[Dataset content Boundary: Start]

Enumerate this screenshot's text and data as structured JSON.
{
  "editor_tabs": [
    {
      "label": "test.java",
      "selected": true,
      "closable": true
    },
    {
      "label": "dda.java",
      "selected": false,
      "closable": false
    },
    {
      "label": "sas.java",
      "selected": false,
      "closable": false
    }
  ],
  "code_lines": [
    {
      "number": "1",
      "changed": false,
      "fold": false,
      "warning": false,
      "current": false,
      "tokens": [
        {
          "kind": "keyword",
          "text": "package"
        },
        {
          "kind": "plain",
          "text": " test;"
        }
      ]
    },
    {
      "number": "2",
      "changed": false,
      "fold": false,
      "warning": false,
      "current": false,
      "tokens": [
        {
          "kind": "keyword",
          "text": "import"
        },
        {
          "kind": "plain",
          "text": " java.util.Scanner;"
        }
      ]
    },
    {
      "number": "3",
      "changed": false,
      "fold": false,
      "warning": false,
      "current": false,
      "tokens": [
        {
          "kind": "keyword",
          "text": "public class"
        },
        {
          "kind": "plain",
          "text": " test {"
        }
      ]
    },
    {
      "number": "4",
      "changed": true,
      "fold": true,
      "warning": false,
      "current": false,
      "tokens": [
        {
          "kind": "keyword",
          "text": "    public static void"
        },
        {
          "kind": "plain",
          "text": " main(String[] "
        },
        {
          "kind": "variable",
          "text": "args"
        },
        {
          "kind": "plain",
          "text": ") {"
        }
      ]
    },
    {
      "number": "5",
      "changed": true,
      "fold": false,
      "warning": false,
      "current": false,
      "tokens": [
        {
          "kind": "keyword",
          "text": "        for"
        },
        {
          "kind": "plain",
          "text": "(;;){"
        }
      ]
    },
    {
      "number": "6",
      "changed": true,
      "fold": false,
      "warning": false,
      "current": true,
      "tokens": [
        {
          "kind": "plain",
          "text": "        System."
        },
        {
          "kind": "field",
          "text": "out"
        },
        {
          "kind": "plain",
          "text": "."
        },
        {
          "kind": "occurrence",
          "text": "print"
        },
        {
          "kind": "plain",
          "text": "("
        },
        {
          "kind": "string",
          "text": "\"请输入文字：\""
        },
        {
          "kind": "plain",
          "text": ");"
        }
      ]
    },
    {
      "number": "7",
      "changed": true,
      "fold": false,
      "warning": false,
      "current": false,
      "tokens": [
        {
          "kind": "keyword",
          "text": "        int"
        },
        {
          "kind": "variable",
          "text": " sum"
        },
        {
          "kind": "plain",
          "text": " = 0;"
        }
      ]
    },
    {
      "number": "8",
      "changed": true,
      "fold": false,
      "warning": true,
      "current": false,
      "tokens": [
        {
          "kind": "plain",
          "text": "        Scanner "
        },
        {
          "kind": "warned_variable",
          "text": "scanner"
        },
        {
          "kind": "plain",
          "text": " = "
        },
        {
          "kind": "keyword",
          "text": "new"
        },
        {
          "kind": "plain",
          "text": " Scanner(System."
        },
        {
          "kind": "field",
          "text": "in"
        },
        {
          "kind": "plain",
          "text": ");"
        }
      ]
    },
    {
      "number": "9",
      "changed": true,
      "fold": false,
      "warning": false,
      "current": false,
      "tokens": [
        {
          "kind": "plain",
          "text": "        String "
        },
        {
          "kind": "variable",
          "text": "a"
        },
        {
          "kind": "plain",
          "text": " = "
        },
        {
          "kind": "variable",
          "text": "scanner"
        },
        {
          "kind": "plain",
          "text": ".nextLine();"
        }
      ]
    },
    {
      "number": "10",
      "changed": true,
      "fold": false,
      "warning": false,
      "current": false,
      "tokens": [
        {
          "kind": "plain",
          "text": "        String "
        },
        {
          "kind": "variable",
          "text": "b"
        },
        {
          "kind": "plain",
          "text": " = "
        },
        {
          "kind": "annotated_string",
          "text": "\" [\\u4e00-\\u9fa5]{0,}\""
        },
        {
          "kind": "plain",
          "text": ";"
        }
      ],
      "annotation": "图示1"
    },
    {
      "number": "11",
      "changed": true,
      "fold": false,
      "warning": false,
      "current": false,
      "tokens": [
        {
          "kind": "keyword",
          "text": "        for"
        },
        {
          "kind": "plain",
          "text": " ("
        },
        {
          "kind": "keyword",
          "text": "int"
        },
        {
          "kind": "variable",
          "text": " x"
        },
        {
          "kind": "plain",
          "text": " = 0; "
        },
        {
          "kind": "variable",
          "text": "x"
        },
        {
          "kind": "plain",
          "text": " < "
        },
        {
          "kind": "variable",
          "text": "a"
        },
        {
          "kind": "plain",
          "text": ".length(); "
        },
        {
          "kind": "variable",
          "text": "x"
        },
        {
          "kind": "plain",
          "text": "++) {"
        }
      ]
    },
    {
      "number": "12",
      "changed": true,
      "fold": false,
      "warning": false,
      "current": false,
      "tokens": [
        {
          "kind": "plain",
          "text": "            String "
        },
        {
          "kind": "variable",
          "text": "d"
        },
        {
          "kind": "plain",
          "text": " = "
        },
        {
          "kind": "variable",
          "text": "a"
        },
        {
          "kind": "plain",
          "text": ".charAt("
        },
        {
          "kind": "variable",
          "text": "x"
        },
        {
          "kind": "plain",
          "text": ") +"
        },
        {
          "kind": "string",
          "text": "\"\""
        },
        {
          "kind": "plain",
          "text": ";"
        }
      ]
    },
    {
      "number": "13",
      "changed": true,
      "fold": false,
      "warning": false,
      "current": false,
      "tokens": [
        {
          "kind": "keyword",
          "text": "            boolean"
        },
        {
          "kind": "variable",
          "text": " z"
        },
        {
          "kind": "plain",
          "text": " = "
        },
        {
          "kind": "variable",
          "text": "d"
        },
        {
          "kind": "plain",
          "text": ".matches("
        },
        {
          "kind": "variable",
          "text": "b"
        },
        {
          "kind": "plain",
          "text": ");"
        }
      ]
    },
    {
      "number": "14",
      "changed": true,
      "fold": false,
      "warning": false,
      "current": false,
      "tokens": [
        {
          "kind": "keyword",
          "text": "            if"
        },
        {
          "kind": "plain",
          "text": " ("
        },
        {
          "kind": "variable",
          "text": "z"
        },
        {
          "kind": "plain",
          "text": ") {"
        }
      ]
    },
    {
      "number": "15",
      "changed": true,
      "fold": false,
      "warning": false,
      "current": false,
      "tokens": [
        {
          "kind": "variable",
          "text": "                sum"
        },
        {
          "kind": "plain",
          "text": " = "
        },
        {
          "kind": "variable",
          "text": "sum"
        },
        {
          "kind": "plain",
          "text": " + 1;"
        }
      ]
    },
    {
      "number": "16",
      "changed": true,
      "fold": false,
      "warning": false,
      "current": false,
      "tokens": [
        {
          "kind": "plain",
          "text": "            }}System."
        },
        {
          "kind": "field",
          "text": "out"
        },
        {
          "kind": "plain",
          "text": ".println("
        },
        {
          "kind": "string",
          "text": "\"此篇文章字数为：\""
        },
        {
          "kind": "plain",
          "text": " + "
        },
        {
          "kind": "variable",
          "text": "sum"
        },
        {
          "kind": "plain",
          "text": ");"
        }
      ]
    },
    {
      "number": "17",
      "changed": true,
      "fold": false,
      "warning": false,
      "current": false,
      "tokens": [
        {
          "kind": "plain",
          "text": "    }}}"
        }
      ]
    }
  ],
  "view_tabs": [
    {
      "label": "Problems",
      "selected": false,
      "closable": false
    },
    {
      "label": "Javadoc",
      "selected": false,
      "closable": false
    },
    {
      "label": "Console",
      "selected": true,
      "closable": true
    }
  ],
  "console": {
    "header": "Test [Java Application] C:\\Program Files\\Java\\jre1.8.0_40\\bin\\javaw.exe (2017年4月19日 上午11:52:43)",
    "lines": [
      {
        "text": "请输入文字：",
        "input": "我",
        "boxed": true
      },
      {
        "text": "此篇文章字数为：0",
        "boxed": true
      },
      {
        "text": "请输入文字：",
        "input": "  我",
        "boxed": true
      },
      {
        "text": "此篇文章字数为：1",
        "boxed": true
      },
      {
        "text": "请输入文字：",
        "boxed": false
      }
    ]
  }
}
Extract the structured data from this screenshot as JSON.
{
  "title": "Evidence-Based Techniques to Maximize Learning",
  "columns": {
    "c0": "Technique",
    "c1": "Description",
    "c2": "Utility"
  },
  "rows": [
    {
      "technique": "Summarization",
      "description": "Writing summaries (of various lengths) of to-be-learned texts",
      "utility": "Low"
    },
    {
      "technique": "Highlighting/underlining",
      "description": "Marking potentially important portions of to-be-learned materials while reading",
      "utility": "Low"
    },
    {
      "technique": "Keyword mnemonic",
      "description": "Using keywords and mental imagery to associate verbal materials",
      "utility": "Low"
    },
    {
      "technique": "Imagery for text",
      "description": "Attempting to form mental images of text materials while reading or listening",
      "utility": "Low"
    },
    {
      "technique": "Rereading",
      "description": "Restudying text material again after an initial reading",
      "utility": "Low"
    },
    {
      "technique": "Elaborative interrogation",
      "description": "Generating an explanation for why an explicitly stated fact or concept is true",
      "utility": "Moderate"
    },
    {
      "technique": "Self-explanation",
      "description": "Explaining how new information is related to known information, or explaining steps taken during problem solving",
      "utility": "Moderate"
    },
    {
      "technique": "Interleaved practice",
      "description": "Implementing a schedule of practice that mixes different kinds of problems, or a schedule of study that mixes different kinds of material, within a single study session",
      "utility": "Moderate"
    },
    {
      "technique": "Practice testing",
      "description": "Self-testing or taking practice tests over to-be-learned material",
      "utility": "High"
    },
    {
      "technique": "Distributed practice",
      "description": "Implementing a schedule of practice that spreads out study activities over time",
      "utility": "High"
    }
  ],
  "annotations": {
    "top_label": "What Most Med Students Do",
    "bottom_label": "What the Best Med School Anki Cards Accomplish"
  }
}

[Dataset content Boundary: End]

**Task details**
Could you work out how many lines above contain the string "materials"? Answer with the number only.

**Solution below**
3